“What are you prepared to do?”
“And then what are you prepared to do?”
This exchange between Sean Connery (Jimmy Malone) and Kevin Costner (Elliot Ness) comes as Malone explains “the Chicago way” to Ness in the 1987 film “The Untouchables.” Set in 1930’s Chicago, Federal Agent Ness is determined to put an end to rampant corruption besieging the city, and sees bringing down its most notorious mobster, Al Capone, as the key to getting it done.
If re-written for contemporary times, the key to stamping out rampant modern-day corruption in Chicago might be to bring down the liberals who have monopolistic control of the city’s government.
Like New York City, Chicago is, and has been, run by liberal Democrats for decades. Of New York’s 51 city council seats, all but three are currently held by Democrats. Not to be outdone, Chicago’s city council has 50 seats: one Republican and 49 Democrats.
But, Chicago’s city government is known for much more than its one-sidedness. From Mayor Richard J. Daley’s well-known rackets of yesteryear, to former U.S House Representative Jesse Jackson, Jr., (who recently completed his prison sentence having pleaded guilty to multiple federal charges including fraud, conspiracy, wire fraud, criminal forfeiture, and more), the list of Democrats committing — and getting caught for — fraud, bribery, scams, and other malfeasance while in office, is very long.

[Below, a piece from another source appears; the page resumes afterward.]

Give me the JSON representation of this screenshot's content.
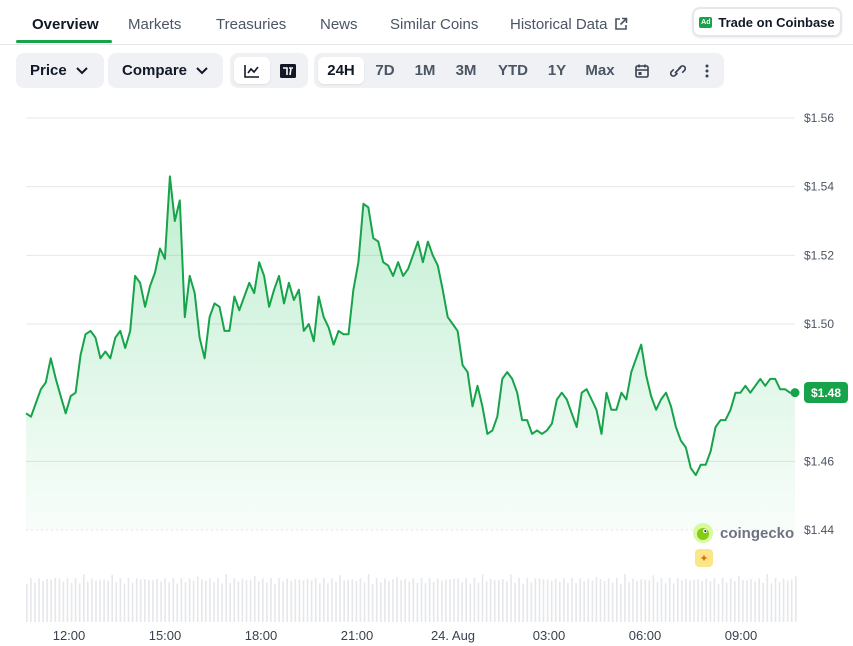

And now the latest:
Last week, Chicago alderman, Willie Cochran, received a fifteen count indictment. Included in the allegations are charges of wire fraud, federal program bribery, and extortion. It’s additionally alleged that he solicited a $3,000 bribe from a liquor store owner seeking to sell his store. His buyer needed a liquor license in order to complete the sale (imagine that), and, guess where those come from? If convicted on all counts, he faces 280 years in jail. But, not to worry Alderman, I’m sure you can find a liberal judge who’ll reduce that to 150.
Cochran, 64, served 26 years with the Chicago Police Department, retiring in 2003. He ran for alderman as a Democrat, in 2007. Ironically, the woman who previously held the office, Arenda Troutman, was under indictment for bribery at the time he ran against her! She lost the election to Cochran and subsequently spent four years in jail following her conviction.

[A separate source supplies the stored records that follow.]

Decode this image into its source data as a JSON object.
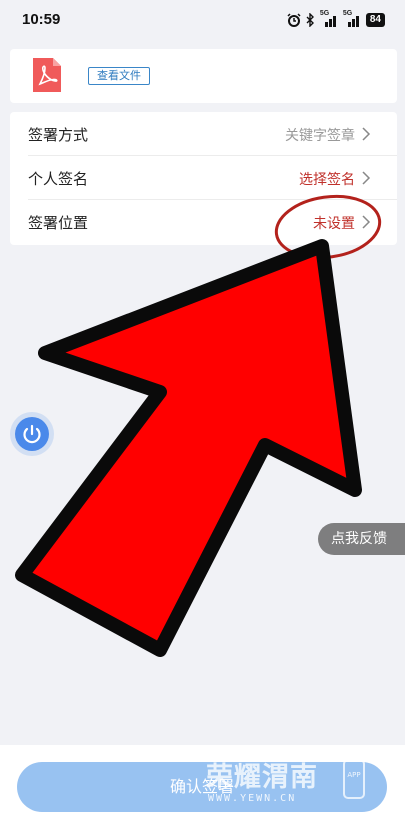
{
  "status_bar": {
    "time": "10:59",
    "signal_1_label": "5G",
    "signal_2_label": "5G",
    "battery": "84",
    "icons": [
      "alarm-icon",
      "bluetooth-icon",
      "signal-icon",
      "battery-icon"
    ]
  },
  "file": {
    "icon": "pdf-file-icon",
    "view_button_label": "查看文件"
  },
  "settings": [
    {
      "label": "签署方式",
      "value": "关键字签章",
      "value_color": "#999999"
    },
    {
      "label": "个人签名",
      "value": "选择签名",
      "value_color": "#c0312b"
    },
    {
      "label": "签署位置",
      "value": "未设置",
      "value_color": "#c0312b"
    }
  ],
  "feedback": {
    "label": "点我反馈"
  },
  "floating_button": {
    "icon": "power-icon"
  },
  "bottom": {
    "confirm_label": "确认签署"
  },
  "watermark": {
    "title": "荣耀渭南",
    "url": "WWW.YEWN.CN",
    "badge": "APP"
  },
  "colors": {
    "accent_blue": "#4a89ea",
    "confirm_button": "#98c2f1",
    "highlight_red": "#c0312b",
    "arrow_fill": "#ff0000"
  }
}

Cochran pleaded ‘not guilty’ to the charges, and appears poised to battle it out in court.
As reported by Gazette.com:
“According to Illinois corruption researchers Dick Simpson and Thomas Gradel, more than 30 Chicago aldermen have been convicted of crimes since 1973, most of them on bribery and extortion charges.

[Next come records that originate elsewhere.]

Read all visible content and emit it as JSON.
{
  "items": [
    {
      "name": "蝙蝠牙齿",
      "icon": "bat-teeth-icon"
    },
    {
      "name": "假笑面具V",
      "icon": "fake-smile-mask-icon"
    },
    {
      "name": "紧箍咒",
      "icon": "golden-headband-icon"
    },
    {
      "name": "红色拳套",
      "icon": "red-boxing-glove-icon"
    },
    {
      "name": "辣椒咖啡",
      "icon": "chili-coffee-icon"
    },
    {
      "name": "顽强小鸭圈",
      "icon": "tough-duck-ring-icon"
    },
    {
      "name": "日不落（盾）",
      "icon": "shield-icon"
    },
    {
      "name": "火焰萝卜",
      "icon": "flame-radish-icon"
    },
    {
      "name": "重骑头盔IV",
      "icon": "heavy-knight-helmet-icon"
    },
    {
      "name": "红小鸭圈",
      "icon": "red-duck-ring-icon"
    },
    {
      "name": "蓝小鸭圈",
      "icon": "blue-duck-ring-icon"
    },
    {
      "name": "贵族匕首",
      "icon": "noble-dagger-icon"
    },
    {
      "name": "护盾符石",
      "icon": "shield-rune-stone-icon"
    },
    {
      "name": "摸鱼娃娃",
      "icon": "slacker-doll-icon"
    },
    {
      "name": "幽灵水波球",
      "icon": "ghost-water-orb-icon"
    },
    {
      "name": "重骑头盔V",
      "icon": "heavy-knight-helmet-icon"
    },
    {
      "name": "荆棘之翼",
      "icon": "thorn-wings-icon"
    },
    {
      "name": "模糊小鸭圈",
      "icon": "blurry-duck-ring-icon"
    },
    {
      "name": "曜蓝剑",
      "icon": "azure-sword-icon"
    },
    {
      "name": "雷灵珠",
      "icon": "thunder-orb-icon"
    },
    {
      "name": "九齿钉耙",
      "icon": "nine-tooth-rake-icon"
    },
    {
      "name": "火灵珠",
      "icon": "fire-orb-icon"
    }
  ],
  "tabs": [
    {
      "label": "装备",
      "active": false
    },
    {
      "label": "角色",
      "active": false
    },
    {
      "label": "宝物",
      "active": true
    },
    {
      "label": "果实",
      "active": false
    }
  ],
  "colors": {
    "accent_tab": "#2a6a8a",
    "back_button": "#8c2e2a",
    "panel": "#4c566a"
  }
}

More than 1,000 public officials and businessmen in Illinois have been convicted of public corruption since 1970, including imprisoned former Gov. Rod Blagojevich. But corruption among politicians on Chicago’s premier lawmaking body has been ‘particularly persistent’, the researchers wrote in an anti-corruption report.”
Blagojevich is still in federal prison serving a 14-year sentence as you read this. In an odd bit of irony, Blago is hopeful that Barack Obama — the man whose Senate seat he got caught trying to sell — will commute his sentence.
One might wonder: are Chicago aldermen volunteers, or underpaid to the point where some are working side deals to make ends meet? Chicago Alderman’s salaries range from a current low of $104,928 (Brendan Reilly, D 42nd District) to a high of $117,333 (17 earn this wage.) To put this into context, the median household income for Chicago today is about $63,000.
The third most populous city in America is under total and complete liberal Democrat rule. The results are clear: sky high taxation, toll booths on every major freeway (with roads still full of potholes), out-of-control gun violence and other violent crimes, abysmal black unemployment rates (nearly half of young black men neither working nor in school), highest home foreclosure rate of any major U.S. city — and that’s the good news!
Downtown, elected officials are running scams and rackets, taking bribes and using money earmarked for children for their own personal benefit.
This, friends, is the Chicago way.
[Note: This article was written by Derrick Wilburn]